Stacks are elements that can contain other elements or components. They're similar to "frames" in other design tools. There are three types of stacks in Play: vertical, horizontal, and Z stacks. Vertical and horizontal stacks work similarly to Auto Layout in Figma or Smart Layout in Sketch. You can use the Element Settings Panel to define how the stack’s children should be arranged, spaced, and aligned.
Choose if your stack will have a vertical direction, horizontal direction, or no direction. Stacks with a vertical direction place their children from top to bottom, while stacks with a horizontal direction place their children from left to right.
Stacks with no direction allow you to place all objects absolutely within the stack. This stack does not have Auto Layout, but you can still add padding & alignment.
Stacks with no direction are Z stacks in SwiftUI. Learn more about Z stacks here.
Adjust the space between a stack’s children using the Gap property. You can enter a value or use your Spacing styles.
Horizontal stacks have three vertical alignment settings: Top, Center, and Bottom. Vertical stacks have three horizontal alignment settings: Left, Center, and Right. A stack’s alignment will align the stack’s children, but those children can have their own alignment settings too.
Use the Distribution property to space a stack’s children along the axis of the stack’s direction. There are six options:
Objects distributed from the start will align at the start of the stack, the top for vertical stacks and the left for horizontal stacks. The spacing between each object is determined by the Gap setting.
Objects distributed from the center will align in the center of the stack. The spacing between each object is determined by the Gap setting.
Objects distributed from the end will align at the end of the stack, the bottom for vertical stacks and the right for horizontal stacks. The spacing between each object is determined by the Gap setting.
Objects distributed evenly will have equal spacing between each object and the sides of the stack. The space is calculated using the total height of a vertical stack or the total width of a horizontal stack.
Objects distributed with space around will have equal spacing around each object, which will make the space between objects double the space between the first/last object and the sides of the stack. The space is calculated using the total height of a vertical stack or the total width of a horizontal stack.
Objects distributed with space between will have equal spacing between each object and no spacing between the first/last object and the sides of the stack. The space is calculated using the total height of a vertical stack or the total width of a horizontal stack.

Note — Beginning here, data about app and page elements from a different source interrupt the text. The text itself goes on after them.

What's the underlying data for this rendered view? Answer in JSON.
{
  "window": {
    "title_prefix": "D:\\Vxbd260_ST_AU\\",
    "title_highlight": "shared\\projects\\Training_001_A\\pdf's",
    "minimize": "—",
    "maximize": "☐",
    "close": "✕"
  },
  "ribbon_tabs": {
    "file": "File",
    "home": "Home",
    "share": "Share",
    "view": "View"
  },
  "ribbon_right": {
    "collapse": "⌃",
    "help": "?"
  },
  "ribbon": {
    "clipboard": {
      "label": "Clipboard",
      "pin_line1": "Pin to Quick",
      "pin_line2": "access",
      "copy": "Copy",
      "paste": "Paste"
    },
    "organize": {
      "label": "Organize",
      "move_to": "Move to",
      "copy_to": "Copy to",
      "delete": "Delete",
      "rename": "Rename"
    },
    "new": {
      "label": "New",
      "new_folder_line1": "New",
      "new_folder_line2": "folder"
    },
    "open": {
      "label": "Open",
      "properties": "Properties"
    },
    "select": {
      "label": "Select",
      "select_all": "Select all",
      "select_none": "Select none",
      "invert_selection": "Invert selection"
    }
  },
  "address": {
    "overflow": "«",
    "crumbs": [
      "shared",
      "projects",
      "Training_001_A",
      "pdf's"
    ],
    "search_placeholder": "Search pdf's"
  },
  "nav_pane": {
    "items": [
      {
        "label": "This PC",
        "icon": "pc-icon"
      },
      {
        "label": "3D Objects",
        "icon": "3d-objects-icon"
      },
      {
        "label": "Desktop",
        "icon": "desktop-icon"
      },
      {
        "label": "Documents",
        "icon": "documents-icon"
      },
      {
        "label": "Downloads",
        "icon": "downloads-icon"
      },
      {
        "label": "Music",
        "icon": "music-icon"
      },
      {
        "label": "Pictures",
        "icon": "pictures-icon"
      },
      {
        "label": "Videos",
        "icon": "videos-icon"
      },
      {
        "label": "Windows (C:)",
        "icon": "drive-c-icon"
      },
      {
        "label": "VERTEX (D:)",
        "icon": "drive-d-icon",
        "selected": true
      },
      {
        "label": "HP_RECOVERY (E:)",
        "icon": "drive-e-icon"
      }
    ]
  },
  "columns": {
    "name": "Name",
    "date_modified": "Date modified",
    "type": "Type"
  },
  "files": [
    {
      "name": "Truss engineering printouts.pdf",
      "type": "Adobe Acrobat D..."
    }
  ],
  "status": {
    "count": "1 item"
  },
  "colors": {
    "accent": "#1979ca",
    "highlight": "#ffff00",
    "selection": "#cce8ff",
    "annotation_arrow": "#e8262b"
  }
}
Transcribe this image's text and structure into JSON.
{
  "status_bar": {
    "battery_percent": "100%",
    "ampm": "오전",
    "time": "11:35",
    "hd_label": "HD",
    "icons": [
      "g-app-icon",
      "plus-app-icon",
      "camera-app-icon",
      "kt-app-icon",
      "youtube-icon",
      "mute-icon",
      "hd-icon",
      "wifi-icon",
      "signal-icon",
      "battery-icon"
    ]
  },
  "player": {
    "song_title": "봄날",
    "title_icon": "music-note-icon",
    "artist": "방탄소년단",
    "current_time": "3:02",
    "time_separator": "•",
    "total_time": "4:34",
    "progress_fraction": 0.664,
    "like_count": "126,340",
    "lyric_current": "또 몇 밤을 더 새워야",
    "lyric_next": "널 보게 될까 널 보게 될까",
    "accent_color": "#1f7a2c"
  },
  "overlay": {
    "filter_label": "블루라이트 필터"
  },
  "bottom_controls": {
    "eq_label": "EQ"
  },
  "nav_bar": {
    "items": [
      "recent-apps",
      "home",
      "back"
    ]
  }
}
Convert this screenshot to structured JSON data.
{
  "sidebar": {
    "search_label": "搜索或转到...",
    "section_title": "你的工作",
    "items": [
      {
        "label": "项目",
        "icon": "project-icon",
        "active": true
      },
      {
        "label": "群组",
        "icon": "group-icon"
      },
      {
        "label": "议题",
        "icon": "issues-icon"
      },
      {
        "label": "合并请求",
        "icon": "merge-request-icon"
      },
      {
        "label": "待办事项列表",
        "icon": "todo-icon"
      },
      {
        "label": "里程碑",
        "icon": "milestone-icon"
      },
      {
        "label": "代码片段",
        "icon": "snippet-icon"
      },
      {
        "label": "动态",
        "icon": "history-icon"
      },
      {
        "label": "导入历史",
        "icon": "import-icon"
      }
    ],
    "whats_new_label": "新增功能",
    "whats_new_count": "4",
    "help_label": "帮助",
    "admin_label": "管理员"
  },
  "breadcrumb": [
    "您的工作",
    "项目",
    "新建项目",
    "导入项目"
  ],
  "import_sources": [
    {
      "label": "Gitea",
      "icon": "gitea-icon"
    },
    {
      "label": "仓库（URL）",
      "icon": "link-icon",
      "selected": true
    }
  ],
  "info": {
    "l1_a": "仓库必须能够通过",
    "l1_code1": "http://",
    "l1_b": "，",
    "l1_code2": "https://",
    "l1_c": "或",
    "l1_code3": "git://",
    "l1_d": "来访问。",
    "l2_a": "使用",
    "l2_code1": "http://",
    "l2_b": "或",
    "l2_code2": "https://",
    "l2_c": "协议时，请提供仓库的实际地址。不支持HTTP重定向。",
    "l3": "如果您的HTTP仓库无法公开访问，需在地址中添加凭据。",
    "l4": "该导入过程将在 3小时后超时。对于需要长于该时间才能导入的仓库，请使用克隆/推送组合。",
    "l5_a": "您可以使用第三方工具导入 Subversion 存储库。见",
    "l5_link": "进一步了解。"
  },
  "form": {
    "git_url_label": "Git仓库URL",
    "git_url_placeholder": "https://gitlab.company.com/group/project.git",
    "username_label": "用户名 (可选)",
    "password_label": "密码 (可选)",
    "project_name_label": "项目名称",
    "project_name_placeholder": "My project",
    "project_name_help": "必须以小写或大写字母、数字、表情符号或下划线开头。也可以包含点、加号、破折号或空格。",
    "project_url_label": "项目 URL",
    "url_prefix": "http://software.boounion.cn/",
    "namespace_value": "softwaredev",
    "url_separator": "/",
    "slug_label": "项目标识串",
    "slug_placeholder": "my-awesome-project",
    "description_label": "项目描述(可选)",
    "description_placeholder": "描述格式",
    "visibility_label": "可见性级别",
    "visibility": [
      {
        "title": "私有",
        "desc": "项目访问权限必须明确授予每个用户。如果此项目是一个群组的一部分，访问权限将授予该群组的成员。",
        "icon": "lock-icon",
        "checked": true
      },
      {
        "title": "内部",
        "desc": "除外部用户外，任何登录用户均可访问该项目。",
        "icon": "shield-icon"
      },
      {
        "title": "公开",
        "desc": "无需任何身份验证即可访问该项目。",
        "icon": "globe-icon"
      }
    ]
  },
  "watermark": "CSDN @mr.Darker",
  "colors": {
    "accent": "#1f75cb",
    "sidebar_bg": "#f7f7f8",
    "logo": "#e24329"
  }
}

By default, scrolling is set to Auto. This means that if a container’s content is larger than its height or width, a user in Play Mode will be able to scroll the container to see its overflowing content. By tapping the Scrolling property, you can turn Auto off, which gives you more options to choose from.
Vertical & Horizontal Scrolling
With Auto off, you can allow your stack to scroll vertically or horizontally if there is overflow content. When you turn either scrolling option on, you can choose whether the scrollbar is visible or not.
If the scrollbar is turned on, you can make the indicator black, white, or system default.
With paging enabled, each object will snap into position as you scroll through the stack. There are four options: Default, Start, Center, and End. If you want your stack to continuously scroll without snapping to any of the objects, you can select None.